Years ago I remember reading an online article on Yoga Journal about yoga etiquette. On their Facebook page they promoted the article and asked people what annoyed them most in yoga class and the result was hundreds of people whinging about a variety of things. For example, I don’t like it when people sweat too much, I hate it when women wear too much perfume, I get annoyed when people breath too heavily…and so on. When I read the comments I had the overwhelming urge to add to the discussion. My pennies worth was along the lines of ‘aren’t we all practicing yoga? and isn’t part of yoga acceptance and compassion. We should really be more concerned with our reactions to these minor annoyances rather than criticising our fellow yogis’ Or something like that. To be honest I was kinda disgusted with the tirade of whinging and abuse from the yoga community. Live and let live people!
I have to say there isn’t much that bothers me in a yoga class. The grunters, the sweaters, the heavy breathers, the heavy footed, the owner of that phone that vibrates in savasana, the latecomers, the fidget bums, that person who does there own practice while I’m teaching something totally different…you are all welcome to share the space with me. I love your quirks, you crazy bunch.
But recently I got to discussing yoga etiquette with my partner, Buttons. Buttons is fairly new to yoga, he has practiced on and off for the last few years but he has a stiff and damaged body from years of football and although he loves it once he gets to class, his willpower doesn’t always drive him to the mat as much as he (read ‘I’) would like. However, we have started going to a hot yoga class together every Thursday as a bit of a healthy date night. We both feel good for it, the hot yoga suits him as he feels he gets a work out and his stiff body can move a little more freely and then we get takeaway on the way home to undo all our good work. It’s great.
I love sharing the mat next to Buttons. He sweats, he laughs, he groans, he gives everything his absolute best shot but doesn’t care if he falls or fails. He whispers little jokes at me during class which constantly entertain me. I look forward to Thursday as soon as we hit Friday.
What I also enjoy about this time is Button’s fresh perspective on everything yoga. He has no conditioning, judgements or preconceptions. He tells it like it is. So when we were driving home last week and he says to me ‘isn’t it ironic that everyone runs to grab the mat cleaning stuff after class but in doing so they all trampled my mat while I was at the other end of it trying to roll it up’. We laughed because it had been a funny sight. Buttons had been on his knees trying to pack up his mat and around half a dozen people were stood on the other end of it reaching for the spray bottles. A slight lack of consideration there hot yogis.
So what is good yoga etiquette? Everyone would have their opinion on this I’m sure and I’d love to hear yours in the comments but here’s my reflections.

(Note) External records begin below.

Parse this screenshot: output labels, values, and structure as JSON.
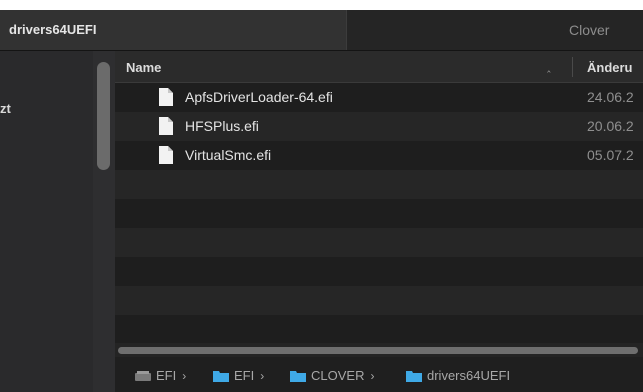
{
  "tabs": {
    "active": "drivers64UEFI",
    "inactive": "Clover"
  },
  "sidebar": {
    "items": [
      {
        "label": "zt"
      }
    ]
  },
  "header": {
    "name": "Name",
    "sort_indicator": "^",
    "date": "Änderu"
  },
  "files": [
    {
      "name": "ApfsDriverLoader-64.efi",
      "date": "24.06.2"
    },
    {
      "name": "HFSPlus.efi",
      "date": "20.06.2"
    },
    {
      "name": "VirtualSmc.efi",
      "date": "05.07.2"
    }
  ],
  "path": [
    {
      "label": "EFI",
      "icon": "disk-icon"
    },
    {
      "label": "EFI",
      "icon": "folder-icon"
    },
    {
      "label": "CLOVER",
      "icon": "folder-icon"
    },
    {
      "label": "drivers64UEFI",
      "icon": "folder-icon"
    }
  ],
  "path_separator": "›",
  "colors": {
    "folder": "#3fa9e6",
    "background": "#1e1e1e"
  }
}
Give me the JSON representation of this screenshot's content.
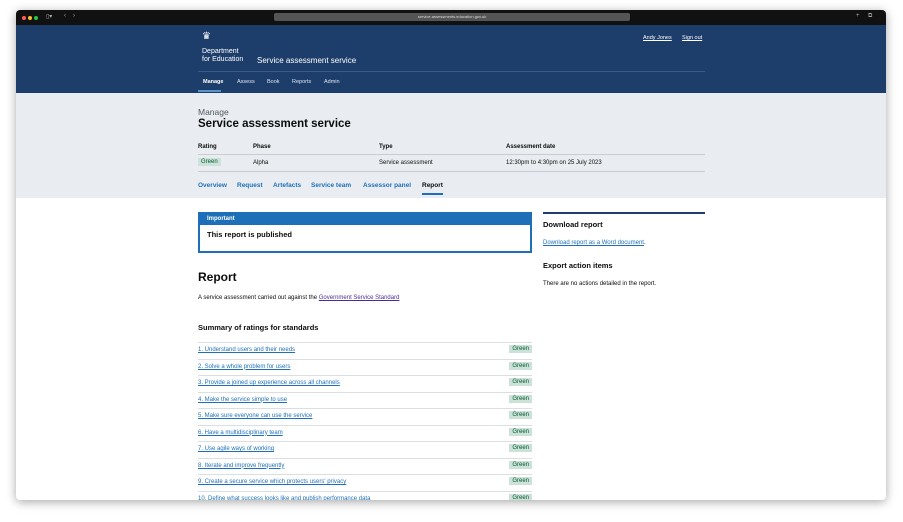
{
  "browser": {
    "url": "service-assessments.education.gov.uk"
  },
  "header": {
    "org_line1": "Department",
    "org_line2": "for Education",
    "service_name": "Service assessment service",
    "user": "Andy Jones",
    "sign_out": "Sign out",
    "nav": [
      "Manage",
      "Assess",
      "Book",
      "Reports",
      "Admin"
    ]
  },
  "summary": {
    "caption": "Manage",
    "title": "Service assessment service",
    "headers": [
      "Rating",
      "Phase",
      "Type",
      "Assessment date"
    ],
    "values": [
      "Green",
      "Alpha",
      "Service assessment",
      "12:30pm to 4:30pm on 25 July 2023"
    ]
  },
  "tabs": [
    "Overview",
    "Request",
    "Artefacts",
    "Service team",
    "Assessor panel",
    "Report"
  ],
  "notice": {
    "title": "Important",
    "body": "This report is published"
  },
  "report": {
    "heading": "Report",
    "intro": "A service assessment carried out against the ",
    "intro_link": "Government Service Standard",
    "summary_heading": "Summary of ratings for standards",
    "standards": [
      {
        "label": "1. Understand users and their needs",
        "rating": "Green"
      },
      {
        "label": "2. Solve a whole problem for users",
        "rating": "Green"
      },
      {
        "label": "3. Provide a joined up experience across all channels",
        "rating": "Green"
      },
      {
        "label": "4. Make the service simple to use",
        "rating": "Green"
      },
      {
        "label": "5. Make sure everyone can use the service",
        "rating": "Green"
      },
      {
        "label": "6. Have a multidisciplinary team",
        "rating": "Green"
      },
      {
        "label": "7. Use agile ways of working",
        "rating": "Green"
      },
      {
        "label": "8. Iterate and improve frequently",
        "rating": "Green"
      },
      {
        "label": "9. Create a secure service which protects users' privacy",
        "rating": "Green"
      },
      {
        "label": "10. Define what success looks like and publish performance data",
        "rating": "Green"
      }
    ]
  },
  "sidebar": {
    "download_heading": "Download report",
    "download_link": "Download report as a Word document",
    "download_suffix": ".",
    "export_heading": "Export action items",
    "export_text": "There are no actions detailed in the report."
  }
}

Yoga is for everyone. So come all and share the space, share the teachings and share the fun. You can’t help it if you sweat, breath heavily or grunt now and then. You can’t help it if you get the giggles, forget to turn your phone off now and then or fall asleep and snore in savasana. But here’s what you can help. Look around the room, see the other 20 people on their mats? These are your comrades for the next 60 minutes, this is your posse. So treat them such. Don’t trample their mats to get a spray bottle, smile if you make eye contact, be welcoming to that girl that looks shit scared as she walks into a slightly intimidating room of glistening bodies making crazy shapes, move your mat in a crowded room when you see that guy standing, mat in hand, in the middle of the room desperately seeking a spot (and don’t pretend to sit meditating with your eyes closed to avoid moving, I know your game) and above all check yourself. If you start to get cranky with the other people in the room, get yourself together, come back to your own mat and ask yourself what’s really bothering you. Don’t take it out on us poor unsuspecting sweaters and groaners.
As my great friend Susan Stone would say…and OMmmmmmmmm